Locate every line in the records below that holds the word "last" and return each one.

*** Recorded information Section Begins ***

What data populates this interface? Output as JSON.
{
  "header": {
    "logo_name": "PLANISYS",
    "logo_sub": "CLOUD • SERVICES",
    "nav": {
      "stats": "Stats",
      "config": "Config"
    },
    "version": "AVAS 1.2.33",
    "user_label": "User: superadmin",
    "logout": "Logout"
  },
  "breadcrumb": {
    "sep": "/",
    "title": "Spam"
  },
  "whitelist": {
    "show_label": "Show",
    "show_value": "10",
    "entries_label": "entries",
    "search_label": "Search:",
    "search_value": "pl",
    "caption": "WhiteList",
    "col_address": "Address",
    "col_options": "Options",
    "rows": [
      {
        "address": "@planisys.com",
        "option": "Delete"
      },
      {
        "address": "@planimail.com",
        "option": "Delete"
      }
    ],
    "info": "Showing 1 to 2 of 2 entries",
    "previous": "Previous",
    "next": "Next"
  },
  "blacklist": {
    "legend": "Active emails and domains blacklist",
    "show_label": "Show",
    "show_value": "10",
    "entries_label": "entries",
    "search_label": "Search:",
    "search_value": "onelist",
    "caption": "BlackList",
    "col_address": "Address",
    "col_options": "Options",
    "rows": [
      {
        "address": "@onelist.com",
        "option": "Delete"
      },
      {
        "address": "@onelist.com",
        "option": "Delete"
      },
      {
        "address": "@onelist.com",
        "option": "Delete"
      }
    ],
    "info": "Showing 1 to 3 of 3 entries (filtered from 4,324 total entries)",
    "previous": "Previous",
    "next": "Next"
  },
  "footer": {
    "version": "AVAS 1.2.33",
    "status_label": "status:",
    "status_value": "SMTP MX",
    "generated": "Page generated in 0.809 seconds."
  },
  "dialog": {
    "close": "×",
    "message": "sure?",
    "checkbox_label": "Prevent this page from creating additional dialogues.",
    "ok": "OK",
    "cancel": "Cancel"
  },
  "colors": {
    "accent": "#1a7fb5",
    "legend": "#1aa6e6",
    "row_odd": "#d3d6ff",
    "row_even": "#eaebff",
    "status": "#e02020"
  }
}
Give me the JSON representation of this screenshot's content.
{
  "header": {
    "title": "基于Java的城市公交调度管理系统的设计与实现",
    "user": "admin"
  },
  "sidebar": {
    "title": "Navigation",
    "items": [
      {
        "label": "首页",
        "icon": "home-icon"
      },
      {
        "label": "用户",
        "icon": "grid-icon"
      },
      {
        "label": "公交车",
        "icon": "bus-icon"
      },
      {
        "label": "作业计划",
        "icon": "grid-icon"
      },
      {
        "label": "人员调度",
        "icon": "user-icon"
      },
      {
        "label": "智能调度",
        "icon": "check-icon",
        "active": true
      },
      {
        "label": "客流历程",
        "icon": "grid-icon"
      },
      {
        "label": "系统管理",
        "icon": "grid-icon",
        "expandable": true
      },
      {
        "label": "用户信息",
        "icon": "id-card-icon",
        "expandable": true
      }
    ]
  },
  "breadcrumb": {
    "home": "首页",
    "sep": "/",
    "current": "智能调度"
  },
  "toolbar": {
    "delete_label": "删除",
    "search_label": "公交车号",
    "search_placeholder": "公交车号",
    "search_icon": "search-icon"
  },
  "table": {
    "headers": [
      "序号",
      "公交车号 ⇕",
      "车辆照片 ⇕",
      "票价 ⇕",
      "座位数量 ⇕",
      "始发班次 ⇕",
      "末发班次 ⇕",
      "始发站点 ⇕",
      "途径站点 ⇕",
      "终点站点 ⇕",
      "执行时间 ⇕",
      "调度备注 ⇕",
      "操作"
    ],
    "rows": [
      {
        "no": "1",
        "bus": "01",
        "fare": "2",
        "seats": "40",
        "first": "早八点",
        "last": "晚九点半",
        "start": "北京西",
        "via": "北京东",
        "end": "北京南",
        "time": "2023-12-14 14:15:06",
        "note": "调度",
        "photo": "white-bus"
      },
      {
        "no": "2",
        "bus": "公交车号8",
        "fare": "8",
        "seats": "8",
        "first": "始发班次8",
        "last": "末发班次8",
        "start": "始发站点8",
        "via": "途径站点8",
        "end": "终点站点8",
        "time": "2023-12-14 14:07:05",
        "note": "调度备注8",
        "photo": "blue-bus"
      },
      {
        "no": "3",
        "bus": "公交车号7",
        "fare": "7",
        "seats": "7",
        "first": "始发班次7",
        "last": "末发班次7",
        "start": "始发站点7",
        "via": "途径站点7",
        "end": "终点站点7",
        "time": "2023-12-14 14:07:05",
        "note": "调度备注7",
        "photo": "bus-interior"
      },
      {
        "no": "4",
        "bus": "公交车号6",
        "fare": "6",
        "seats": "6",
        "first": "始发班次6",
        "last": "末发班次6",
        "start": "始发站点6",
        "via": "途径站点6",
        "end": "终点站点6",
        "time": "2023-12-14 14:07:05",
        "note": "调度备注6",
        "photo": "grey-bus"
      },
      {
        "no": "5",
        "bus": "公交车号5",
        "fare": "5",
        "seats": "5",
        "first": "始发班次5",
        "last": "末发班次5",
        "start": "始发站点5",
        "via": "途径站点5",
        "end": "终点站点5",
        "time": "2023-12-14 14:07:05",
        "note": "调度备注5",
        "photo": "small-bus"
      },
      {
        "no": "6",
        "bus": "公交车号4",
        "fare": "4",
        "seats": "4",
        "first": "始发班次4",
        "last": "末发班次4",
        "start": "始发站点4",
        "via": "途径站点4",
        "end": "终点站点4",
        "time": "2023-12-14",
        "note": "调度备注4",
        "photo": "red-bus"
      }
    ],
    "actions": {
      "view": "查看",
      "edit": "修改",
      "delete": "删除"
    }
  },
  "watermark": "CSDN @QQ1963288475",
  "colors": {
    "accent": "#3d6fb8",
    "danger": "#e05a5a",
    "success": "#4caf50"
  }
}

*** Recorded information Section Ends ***
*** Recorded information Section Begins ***

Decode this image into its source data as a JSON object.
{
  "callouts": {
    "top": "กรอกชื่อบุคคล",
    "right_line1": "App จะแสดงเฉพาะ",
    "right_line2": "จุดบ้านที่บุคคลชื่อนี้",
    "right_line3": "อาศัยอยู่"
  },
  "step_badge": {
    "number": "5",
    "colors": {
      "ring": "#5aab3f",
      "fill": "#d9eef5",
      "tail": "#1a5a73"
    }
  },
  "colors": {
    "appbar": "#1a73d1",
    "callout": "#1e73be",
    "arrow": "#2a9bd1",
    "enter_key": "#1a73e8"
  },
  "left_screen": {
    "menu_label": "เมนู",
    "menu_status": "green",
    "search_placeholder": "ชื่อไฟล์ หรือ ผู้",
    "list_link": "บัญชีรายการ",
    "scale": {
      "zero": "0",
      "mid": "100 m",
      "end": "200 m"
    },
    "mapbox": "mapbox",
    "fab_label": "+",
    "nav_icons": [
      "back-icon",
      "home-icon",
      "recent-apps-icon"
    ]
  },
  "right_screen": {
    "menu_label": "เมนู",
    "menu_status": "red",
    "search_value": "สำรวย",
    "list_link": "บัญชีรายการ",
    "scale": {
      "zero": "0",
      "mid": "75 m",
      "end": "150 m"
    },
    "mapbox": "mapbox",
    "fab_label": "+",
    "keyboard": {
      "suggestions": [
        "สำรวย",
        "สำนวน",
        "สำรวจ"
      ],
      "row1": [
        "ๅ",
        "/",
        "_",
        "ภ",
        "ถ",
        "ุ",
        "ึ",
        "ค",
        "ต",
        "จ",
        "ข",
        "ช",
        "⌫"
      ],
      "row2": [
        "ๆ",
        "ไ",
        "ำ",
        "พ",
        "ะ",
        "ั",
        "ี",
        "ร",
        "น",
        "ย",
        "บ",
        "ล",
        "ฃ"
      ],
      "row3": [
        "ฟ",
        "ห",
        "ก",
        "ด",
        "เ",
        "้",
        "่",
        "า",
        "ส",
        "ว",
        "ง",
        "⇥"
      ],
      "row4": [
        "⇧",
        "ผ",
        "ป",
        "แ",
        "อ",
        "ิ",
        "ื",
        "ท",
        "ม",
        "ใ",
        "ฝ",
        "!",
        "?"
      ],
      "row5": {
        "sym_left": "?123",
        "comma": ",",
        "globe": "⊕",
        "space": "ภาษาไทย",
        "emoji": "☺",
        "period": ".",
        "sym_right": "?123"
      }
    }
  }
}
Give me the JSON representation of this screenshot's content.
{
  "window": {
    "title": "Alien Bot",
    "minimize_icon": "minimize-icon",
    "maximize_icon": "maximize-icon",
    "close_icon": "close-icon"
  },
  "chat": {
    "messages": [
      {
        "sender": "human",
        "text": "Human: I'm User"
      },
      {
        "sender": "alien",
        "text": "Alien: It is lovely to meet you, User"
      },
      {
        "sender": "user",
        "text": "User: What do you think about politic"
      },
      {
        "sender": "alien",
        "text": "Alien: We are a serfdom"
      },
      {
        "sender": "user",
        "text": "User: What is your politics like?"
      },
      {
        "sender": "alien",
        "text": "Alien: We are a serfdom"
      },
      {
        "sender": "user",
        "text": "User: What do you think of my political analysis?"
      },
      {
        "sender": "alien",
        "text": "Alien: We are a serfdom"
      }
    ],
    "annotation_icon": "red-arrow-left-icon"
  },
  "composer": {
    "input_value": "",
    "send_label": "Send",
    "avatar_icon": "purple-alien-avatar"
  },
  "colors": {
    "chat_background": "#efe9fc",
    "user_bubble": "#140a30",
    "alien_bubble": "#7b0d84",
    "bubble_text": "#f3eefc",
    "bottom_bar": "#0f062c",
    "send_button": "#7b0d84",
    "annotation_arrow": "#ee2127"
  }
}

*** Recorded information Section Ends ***

Answer box
        "last": "晚九点半",
        "last": "末发班次8",
        "last": "末发班次7",
        "last": "末发班次6",
        "last": "末发班次5",
        "last": "末发班次4",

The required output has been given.